IFDB page: I Must Play
Final placement: 14th place (of 36) in the 2004 Interactive Fiction Competition
Once upon a time, that time being 1997, C.E. Forman wrote a comp game called Sylenius Mysterium. It was set at night, in a near-deserted mall, with an arcade and a game store. The teenage PC starts out with $20 in his inventory, and while a storm rages outside, he finds his way to a particular arcade game. When he plays it, he suddenly finds himself inside the game! Now, seven years later, we’ve got I Must Play. This game is set at night, in a near-deserted arcade. The 8-year-old PC starts out with $20 in his inventory, and while a storm rages outside, he finds his way to a room full of arcade games. When he plays them, he suddenly finds himself inside the games!
Happily, the project of I Must Play is a bit less literal-minded than that of Sylenius Mysterium. While the latter was built around a real-time prose implementation of a side-scrolling arcade game, requiring the player to type commands like JUMP as obstacles approached, IMP instead creates prose versions of classic arcade games, in a similar manner to some of the games in the IF Arcade project from 2001. Still, the parallels are startling. Given that one of the things Forman blew his top about before leaving the IF community was Babel‘s alleged resemblance to his own game Delusions, I can only imagine how he’d have reacted to IMP.
In any case, the prose arcade environments in IMP serve as simple puzzles, leading to a slightly more complicated endgame, one which is also an arcade re-creation but which uses a few connected simple puzzles rather than just one. These are well-done for what they are, and while I wasn’t impressed with the quality of the writing, neither was I annoyed. I had a fine time with the game until I hit a particular puzzle, one which placed the PC in a political environment. To avoid the spoiler, I’ll just say that in order to win this puzzle, I had to do something that is anathema to my beliefs. I did it, but it turned me off immensely, and I cruised through the rest of the game without engagement.

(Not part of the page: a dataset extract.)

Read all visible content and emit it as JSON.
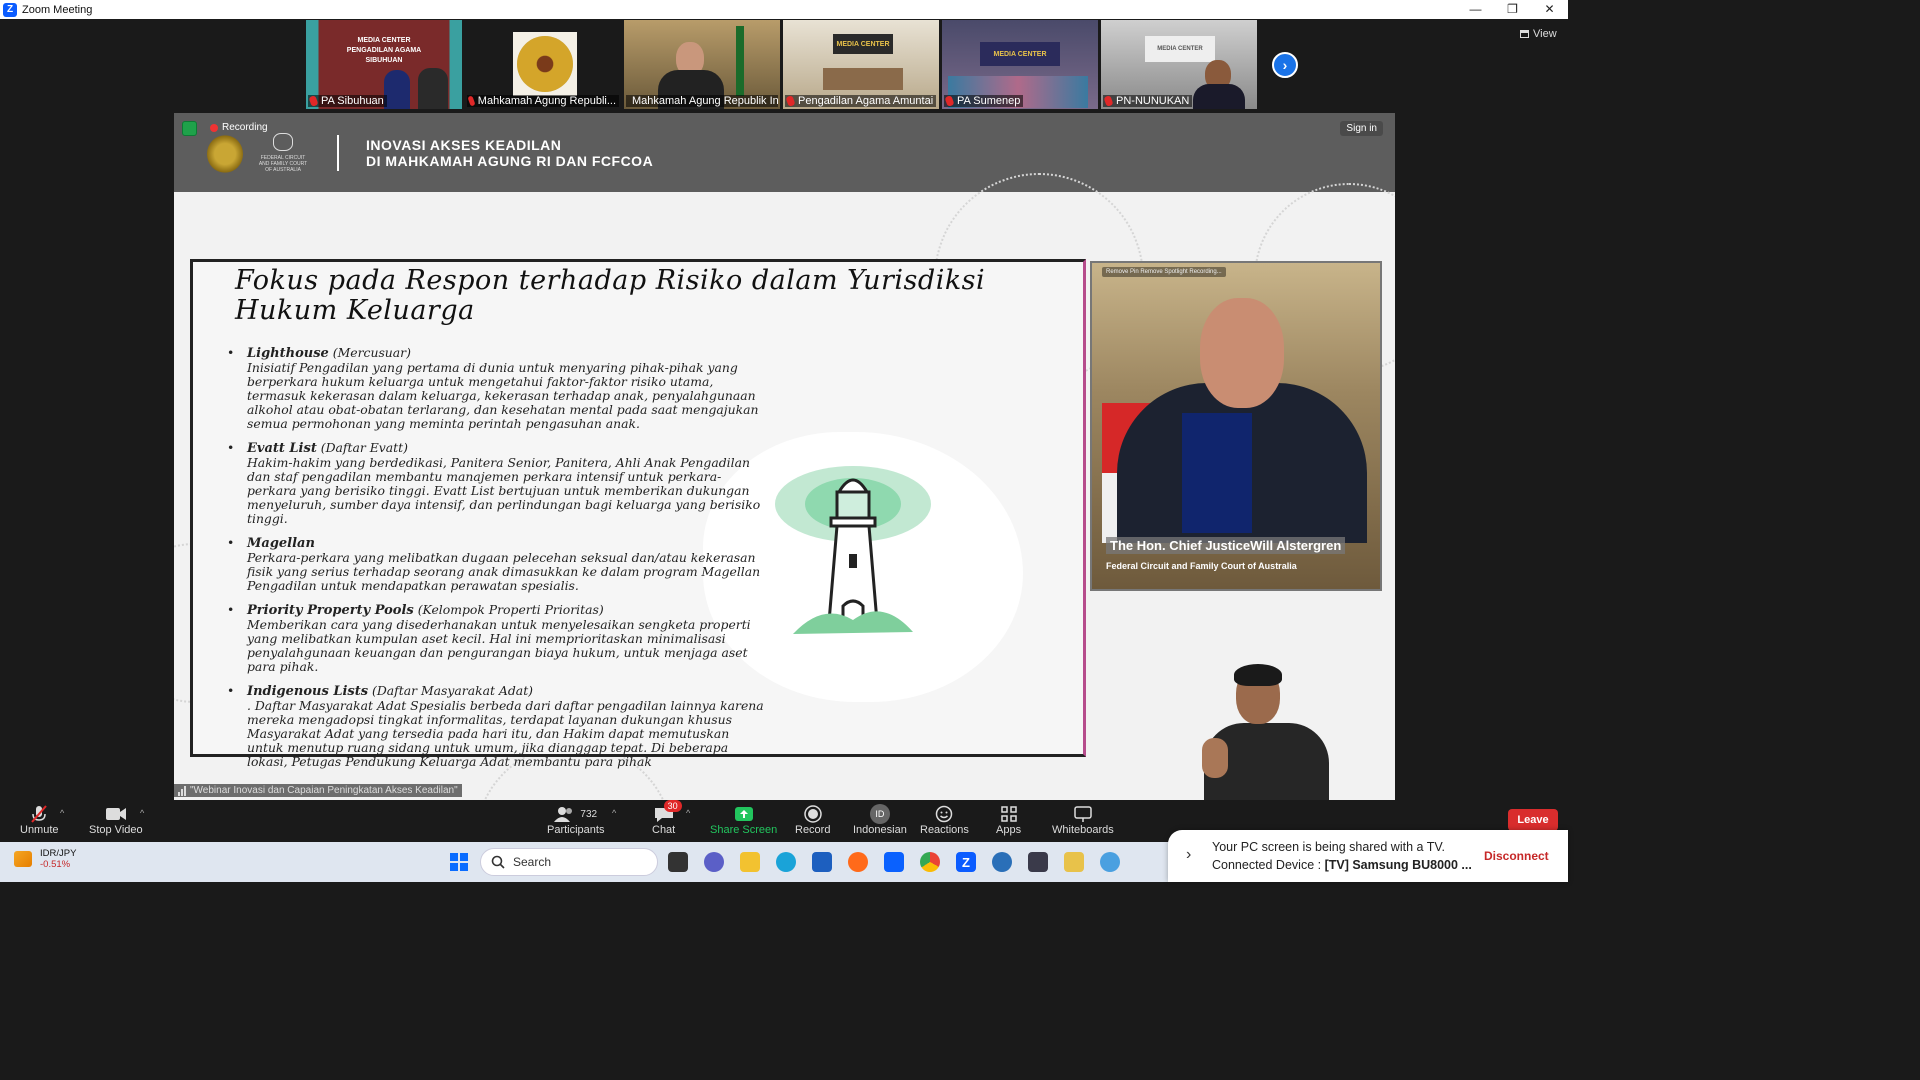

Yes, I know it’s just a game. Yes, I’m aware that it doesn’t take itself too seriously, and may not have been trying to advance a political agenda. Yes, I’m sure that I’m reacting more strongly than I would have if my blood pressure hadn’t just been raised by the presidential debates. Still, what’s true for me is that I felt herded by the game into a reprehensible action. This has happened in good IF before — a classic example is in Trinity — but in those instances, the action is meant to be symbolic, to lend power to the themes of the story. In IMP, the action seems to be more or less an arbitrary puzzle-piece, serving no thematic or emotional purpose. It felt starkly out of place in what otherwise seemed to be a fairly lighthearted endeavor, rather like getting a relaxing massage and then having the masseuse suddenly wrench your little finger backwards for no apparent reason.

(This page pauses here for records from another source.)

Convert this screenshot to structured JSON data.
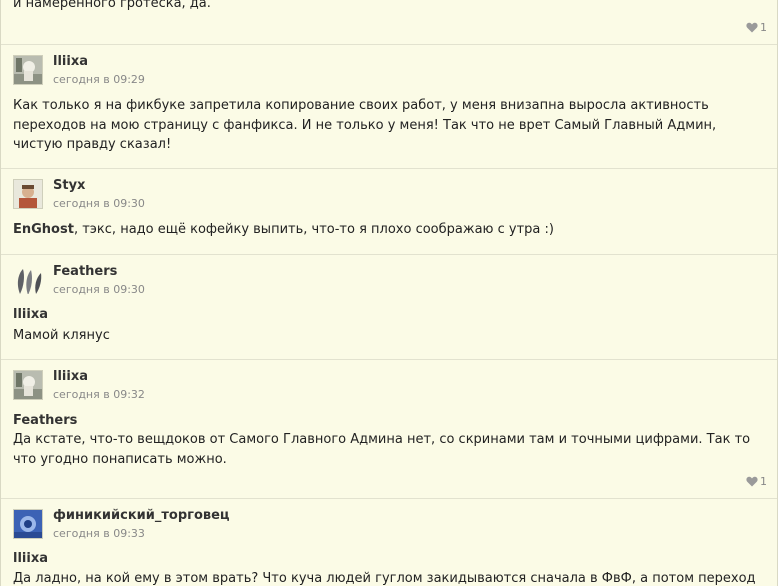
{
  "comments": [
    {
      "text": "и намеренного гротеска, да.",
      "likes": "1"
    },
    {
      "user": "lliixa",
      "time": "сегодня в 09:29",
      "text": "Как только я на фикбуке запретила копирование своих работ, у меня внизапна выросла активность переходов на мою страницу с фанфикса. И не только у меня! Так что не врет Самый Главный Админ, чистую правду сказал!"
    },
    {
      "user": "Styx",
      "time": "сегодня в 09:30",
      "mention": "EnGhost",
      "text": ", тэкс, надо ещё кофейку выпить, что-то я плохо соображаю с утра :)"
    },
    {
      "user": "Feathers",
      "time": "сегодня в 09:30",
      "mention": "lliixa",
      "text": "Мамой клянус"
    },
    {
      "user": "lliixa",
      "time": "сегодня в 09:32",
      "mention": "Feathers",
      "text": "Да кстате, что-то вещдоков от Самого Главного Админа нет, со скринами там и точными цифрами. Так то что угодно понаписать можно.",
      "likes": "1"
    },
    {
      "user": "финикийский_торговец",
      "time": "сегодня в 09:33",
      "mention": "lliixa",
      "text": "Да ладно, на кой ему в этом врать? Что куча людей гуглом закидываются сначала в ФвФ, а потом переходят"
    }
  ],
  "colors": {
    "background": "#fbfbe6",
    "divider": "#e2e2cf",
    "meta": "#888888"
  }
}
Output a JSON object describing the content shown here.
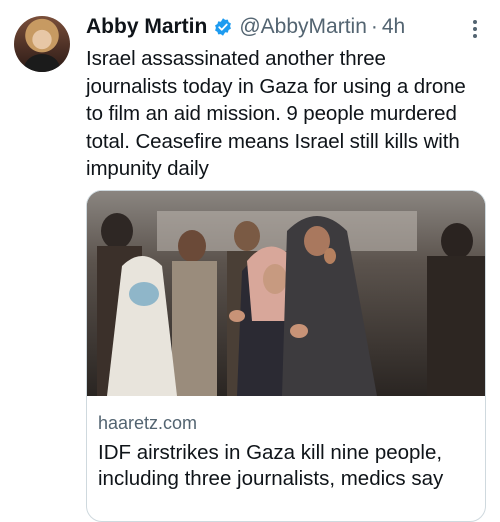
{
  "author": {
    "name": "Abby Martin",
    "handle": "@AbbyMartin",
    "separator": "·",
    "time": "4h",
    "avatar_icon": "profile-photo",
    "verified_icon": "verified-badge-icon",
    "verified_color": "#1d9bf0"
  },
  "tweet": {
    "lines": [
      "Israel assassinated another three",
      "journalists today in Gaza for using a drone",
      "to film an aid mission. 9 people murdered",
      "total. Ceasefire means Israel still kills with",
      "impunity daily"
    ]
  },
  "card": {
    "domain": "haaretz.com",
    "title_lines": [
      "IDF airstrikes in Gaza kill nine people,",
      "including three journalists, medics say"
    ],
    "image_description_icon": "news-photo"
  },
  "menu": {
    "more_icon": "more-vertical-icon"
  }
}
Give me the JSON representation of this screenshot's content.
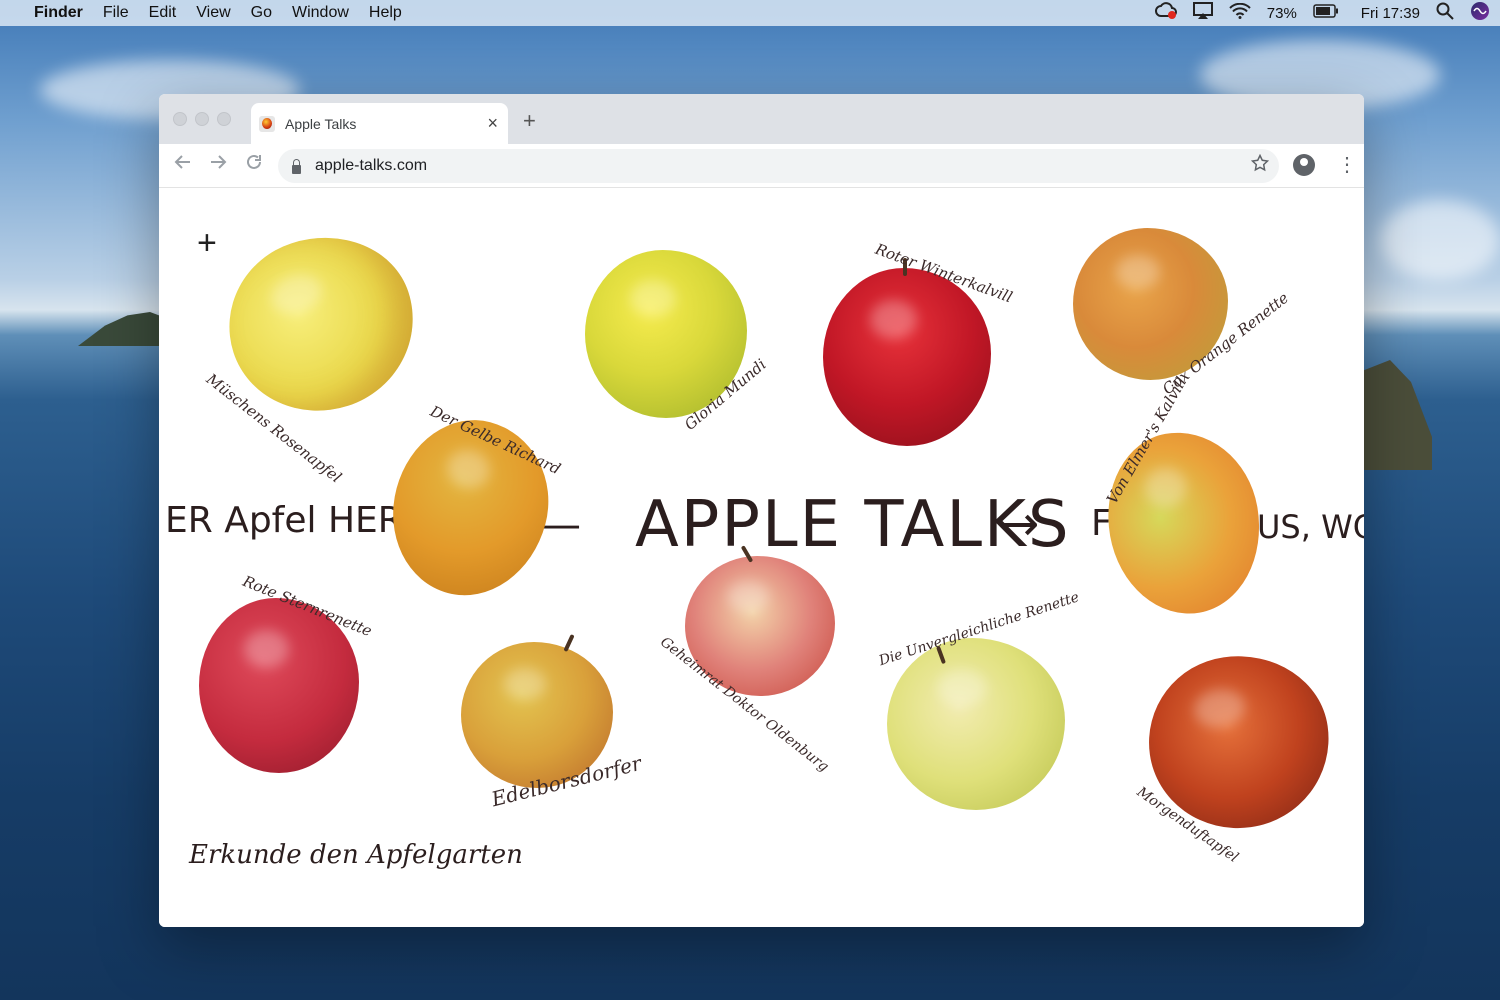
{
  "menubar": {
    "app_name": "Finder",
    "items": [
      "File",
      "Edit",
      "View",
      "Go",
      "Window",
      "Help"
    ],
    "battery_percent": "73%",
    "clock": "Fri 17:39"
  },
  "browser": {
    "tab_title": "Apple Talks",
    "tab_close": "×",
    "new_tab": "+",
    "url": "apple-talks.com"
  },
  "page": {
    "plus_button": "+",
    "title": "APPLE TALKS",
    "banner_left": "ER Apfel HERK",
    "arrow_mid": "—",
    "arrow_right": "→",
    "banner_right_start": "F",
    "banner_right_end": "US, WO",
    "explore_text": "Erkunde den Apfelgarten",
    "apples": [
      {
        "label": "Müschens Rosenapfel"
      },
      {
        "label": "Gloria Mundi"
      },
      {
        "label": "Roter Winterkalvill"
      },
      {
        "label": "Cox Orange Renette"
      },
      {
        "label": "Der Gelbe Richard"
      },
      {
        "label": "Von Elmer's Kalvill"
      },
      {
        "label": "Rote Sternrenette"
      },
      {
        "label": "Geheimrat Doktor Oldenburg"
      },
      {
        "label": "Edelborsdorfer"
      },
      {
        "label": "Die Unvergleichliche Renette"
      },
      {
        "label": "Morgenduftapfel"
      }
    ]
  }
}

Part of what felt offensive to me about the scene was its terribly simplistic nature. I don’t mind art that takes positions opposite to my own nearly so much when those positions seem to be thoughtful and well-argued, or at the very least entertaining and/or funny. What I got in IMP was a gross oversimplification, a caricature really, of both the issue in question and of politics in general, one that lacked any redeeming humor, flair, or cleverness. Now, I will say that I remembered partway through the puzzle that the game’s perspective character is an 8-year-old, and when I kept that in mind, the simplistic presentation bothered me a whole lot less. However, there are some parts of that puzzle that feel dumbed-down even for a third-grader, and other parts that felt too politically opinionated for a child.
The whole thing left a bitter taste in my mouth. In short, the game had me, and then — via a short series of aggravating scenes and statements — it lost me. I’m sure that won’t be true for everybody. People who share the beliefs portrayed in that scene will have a much easier time navigating it (though I imagine that even some of them will still be less than pleased with its primitive formulations), and some people who share my beliefs will be dispassionate enough about them that the scene won’t bother them. It’s not that the game is super-fantastic aside from that, but until it rubbed me the wrong way, it was a pleasant enough diversion. For me, though, even though I finished IMP, I didn’t end up getting a lot of pleasure out of it.
[Postscript from 2021: This review ended up rather controversial, despite the many qualifiers I placed around my reaction. “It’s a friggin game, for pete’s sake” was the emblematic response. So I wrote a subsequent post explaining my response to the issue at hand in much more detail. The issue was gun control, and although I didn’t love being embroiled in a debate about my review, I did enjoy that the subthread got called “I Must Gunplay.”]